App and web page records
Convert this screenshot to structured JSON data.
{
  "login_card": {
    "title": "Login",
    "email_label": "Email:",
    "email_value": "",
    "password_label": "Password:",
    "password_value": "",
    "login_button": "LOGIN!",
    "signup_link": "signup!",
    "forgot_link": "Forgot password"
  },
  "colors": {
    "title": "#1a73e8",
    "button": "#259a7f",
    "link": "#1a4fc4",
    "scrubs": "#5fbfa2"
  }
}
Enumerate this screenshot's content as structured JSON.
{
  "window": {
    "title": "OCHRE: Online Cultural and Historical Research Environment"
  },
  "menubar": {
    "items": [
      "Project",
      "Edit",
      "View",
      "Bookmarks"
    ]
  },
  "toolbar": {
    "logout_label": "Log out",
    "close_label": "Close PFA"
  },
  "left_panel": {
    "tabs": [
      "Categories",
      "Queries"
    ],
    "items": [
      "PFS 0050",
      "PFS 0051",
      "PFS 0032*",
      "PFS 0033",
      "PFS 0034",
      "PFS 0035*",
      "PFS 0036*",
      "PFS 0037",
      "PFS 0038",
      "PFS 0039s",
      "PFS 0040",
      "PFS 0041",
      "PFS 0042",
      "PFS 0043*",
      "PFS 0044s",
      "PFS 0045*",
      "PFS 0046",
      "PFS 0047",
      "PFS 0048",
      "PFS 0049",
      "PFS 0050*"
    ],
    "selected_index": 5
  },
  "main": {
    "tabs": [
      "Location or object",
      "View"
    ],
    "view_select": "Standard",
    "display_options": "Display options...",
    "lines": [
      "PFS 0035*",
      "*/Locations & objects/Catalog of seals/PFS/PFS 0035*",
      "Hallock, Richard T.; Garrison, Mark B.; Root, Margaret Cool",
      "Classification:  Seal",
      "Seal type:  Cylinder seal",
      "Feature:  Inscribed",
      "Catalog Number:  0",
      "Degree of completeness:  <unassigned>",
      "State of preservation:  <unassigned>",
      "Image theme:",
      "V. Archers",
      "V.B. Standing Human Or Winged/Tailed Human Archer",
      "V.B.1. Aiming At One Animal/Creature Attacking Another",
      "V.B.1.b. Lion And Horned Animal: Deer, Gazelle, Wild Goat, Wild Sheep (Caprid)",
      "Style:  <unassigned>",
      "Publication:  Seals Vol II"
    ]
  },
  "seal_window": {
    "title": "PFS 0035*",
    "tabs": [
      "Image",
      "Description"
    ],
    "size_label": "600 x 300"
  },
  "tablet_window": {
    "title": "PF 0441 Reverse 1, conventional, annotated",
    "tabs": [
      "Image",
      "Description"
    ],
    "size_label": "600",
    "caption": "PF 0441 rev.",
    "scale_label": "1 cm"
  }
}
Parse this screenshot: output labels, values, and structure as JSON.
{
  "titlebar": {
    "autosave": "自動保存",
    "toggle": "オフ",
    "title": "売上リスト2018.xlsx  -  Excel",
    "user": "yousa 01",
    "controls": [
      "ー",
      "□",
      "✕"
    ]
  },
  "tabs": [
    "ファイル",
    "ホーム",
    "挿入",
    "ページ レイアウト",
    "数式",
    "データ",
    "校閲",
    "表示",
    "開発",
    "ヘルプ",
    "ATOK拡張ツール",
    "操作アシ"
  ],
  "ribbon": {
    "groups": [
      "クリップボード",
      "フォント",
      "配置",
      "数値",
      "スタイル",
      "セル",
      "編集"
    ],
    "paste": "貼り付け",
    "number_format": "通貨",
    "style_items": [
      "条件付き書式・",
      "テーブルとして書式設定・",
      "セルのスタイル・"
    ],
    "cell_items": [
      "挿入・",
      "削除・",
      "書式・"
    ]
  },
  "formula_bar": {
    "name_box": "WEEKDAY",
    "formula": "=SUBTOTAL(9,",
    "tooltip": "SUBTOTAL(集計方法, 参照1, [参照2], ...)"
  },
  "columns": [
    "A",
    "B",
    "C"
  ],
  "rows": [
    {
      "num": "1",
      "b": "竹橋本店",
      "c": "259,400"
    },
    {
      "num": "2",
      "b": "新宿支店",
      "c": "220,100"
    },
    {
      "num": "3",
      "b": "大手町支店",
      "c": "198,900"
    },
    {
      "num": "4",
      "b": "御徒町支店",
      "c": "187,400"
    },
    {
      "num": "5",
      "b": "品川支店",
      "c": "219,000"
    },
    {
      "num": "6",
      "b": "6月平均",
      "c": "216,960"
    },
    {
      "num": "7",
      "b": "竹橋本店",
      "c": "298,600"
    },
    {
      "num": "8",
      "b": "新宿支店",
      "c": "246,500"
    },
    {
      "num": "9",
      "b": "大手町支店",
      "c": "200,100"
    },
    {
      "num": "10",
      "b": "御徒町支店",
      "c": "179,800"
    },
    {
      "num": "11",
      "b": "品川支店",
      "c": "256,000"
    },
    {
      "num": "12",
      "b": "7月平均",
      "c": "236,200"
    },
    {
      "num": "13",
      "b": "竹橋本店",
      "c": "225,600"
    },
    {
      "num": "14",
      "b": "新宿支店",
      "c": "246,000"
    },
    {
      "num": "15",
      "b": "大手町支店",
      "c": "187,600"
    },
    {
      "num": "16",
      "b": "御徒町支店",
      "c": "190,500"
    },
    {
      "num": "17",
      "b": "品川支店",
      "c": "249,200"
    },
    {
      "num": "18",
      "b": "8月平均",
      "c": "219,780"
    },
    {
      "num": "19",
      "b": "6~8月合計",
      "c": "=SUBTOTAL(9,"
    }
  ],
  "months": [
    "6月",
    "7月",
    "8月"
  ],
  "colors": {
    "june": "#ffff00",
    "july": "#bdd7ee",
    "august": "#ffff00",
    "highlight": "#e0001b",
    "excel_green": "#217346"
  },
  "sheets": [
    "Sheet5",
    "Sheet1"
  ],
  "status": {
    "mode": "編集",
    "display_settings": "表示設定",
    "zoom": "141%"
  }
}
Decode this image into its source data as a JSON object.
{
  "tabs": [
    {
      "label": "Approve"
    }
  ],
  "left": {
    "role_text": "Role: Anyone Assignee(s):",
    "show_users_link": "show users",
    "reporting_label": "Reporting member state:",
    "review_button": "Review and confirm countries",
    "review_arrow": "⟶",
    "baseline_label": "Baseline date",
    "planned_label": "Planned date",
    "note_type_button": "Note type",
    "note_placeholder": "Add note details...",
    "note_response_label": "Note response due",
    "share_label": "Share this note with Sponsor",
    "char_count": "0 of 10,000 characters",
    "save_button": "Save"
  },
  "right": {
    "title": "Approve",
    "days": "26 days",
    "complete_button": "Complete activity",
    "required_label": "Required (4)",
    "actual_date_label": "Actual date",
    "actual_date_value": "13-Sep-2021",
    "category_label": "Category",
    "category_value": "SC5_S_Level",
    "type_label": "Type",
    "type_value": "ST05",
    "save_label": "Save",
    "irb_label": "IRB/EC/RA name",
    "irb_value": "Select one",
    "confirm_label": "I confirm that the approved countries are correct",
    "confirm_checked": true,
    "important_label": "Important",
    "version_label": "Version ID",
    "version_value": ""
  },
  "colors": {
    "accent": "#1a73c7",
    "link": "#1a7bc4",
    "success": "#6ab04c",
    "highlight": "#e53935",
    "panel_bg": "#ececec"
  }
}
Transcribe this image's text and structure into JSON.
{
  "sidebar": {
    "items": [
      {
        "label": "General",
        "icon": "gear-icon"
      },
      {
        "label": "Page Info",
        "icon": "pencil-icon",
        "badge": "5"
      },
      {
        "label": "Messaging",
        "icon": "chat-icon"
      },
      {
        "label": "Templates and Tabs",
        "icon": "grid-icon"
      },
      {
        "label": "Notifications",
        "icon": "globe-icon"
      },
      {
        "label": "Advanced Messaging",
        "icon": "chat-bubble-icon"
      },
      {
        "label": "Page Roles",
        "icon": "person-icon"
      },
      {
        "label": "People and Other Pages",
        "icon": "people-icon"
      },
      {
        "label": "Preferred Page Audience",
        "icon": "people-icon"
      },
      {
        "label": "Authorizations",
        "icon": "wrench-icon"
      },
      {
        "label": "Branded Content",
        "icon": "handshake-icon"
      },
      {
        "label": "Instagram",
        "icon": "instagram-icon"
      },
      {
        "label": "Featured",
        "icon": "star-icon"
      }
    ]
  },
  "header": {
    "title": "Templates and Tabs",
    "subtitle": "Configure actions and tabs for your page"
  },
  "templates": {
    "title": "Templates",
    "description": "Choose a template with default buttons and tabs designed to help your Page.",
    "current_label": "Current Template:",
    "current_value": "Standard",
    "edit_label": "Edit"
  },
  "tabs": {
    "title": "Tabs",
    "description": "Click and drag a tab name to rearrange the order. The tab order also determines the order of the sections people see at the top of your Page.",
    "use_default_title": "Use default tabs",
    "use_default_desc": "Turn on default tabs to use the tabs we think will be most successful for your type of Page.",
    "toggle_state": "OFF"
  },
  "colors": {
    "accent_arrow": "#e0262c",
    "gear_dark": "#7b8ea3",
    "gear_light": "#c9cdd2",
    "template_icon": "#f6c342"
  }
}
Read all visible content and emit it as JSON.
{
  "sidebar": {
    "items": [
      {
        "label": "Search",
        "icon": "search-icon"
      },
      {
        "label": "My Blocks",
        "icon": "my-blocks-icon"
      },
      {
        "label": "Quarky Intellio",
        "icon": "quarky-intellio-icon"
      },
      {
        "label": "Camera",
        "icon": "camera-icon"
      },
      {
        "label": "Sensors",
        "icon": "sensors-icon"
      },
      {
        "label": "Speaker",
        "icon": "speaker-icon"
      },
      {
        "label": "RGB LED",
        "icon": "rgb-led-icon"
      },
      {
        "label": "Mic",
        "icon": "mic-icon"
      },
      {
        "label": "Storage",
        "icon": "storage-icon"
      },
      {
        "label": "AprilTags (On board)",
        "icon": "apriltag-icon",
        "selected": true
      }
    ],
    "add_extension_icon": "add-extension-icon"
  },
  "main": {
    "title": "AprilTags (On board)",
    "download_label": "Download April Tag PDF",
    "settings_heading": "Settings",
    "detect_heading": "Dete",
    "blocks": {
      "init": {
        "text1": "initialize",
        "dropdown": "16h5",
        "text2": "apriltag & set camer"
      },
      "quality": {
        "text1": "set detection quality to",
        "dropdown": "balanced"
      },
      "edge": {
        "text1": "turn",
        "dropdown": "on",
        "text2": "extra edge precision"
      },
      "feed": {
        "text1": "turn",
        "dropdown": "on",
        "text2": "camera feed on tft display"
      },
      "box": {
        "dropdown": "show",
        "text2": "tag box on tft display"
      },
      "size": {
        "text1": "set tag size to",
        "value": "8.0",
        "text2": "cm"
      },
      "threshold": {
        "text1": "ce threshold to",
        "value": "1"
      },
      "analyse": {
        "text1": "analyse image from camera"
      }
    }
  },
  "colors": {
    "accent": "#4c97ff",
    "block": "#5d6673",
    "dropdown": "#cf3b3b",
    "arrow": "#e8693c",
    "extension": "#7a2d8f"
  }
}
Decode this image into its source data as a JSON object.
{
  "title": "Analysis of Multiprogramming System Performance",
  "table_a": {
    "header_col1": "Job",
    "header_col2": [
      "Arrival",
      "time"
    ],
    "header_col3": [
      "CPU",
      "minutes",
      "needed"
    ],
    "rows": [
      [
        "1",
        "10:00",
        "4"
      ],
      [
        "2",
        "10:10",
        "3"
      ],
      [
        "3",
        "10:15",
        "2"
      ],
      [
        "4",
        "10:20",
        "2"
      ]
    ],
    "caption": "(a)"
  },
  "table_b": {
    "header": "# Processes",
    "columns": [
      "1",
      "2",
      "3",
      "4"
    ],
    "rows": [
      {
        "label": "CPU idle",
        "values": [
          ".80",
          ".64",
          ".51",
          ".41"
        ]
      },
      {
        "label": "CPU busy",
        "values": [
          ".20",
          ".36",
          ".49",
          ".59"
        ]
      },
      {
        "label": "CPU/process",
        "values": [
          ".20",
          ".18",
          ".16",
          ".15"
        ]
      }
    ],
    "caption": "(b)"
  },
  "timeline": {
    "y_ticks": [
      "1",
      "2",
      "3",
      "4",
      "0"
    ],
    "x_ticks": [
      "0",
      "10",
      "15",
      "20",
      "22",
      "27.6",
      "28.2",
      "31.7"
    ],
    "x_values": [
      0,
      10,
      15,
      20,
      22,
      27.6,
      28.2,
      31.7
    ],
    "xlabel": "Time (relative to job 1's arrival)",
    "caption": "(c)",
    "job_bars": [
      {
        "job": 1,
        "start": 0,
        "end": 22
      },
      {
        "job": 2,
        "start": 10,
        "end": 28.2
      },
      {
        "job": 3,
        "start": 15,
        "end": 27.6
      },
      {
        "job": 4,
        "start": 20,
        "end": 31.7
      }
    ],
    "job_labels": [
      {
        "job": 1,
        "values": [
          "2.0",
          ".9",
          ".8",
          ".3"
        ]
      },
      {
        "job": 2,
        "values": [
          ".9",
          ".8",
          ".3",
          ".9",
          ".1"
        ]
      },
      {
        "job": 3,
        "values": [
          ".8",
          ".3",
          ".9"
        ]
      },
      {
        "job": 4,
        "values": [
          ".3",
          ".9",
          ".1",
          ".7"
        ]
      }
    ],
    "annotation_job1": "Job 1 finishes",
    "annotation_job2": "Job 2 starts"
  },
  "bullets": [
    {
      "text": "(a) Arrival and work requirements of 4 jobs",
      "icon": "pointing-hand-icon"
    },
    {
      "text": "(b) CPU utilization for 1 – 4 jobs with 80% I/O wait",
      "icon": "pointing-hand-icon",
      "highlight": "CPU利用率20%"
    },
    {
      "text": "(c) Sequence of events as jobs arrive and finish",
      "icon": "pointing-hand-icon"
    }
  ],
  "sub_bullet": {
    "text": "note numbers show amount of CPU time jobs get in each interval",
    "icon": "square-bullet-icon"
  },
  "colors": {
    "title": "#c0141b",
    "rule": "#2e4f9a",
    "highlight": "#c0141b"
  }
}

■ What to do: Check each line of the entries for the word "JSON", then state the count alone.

■ Problem solution: 7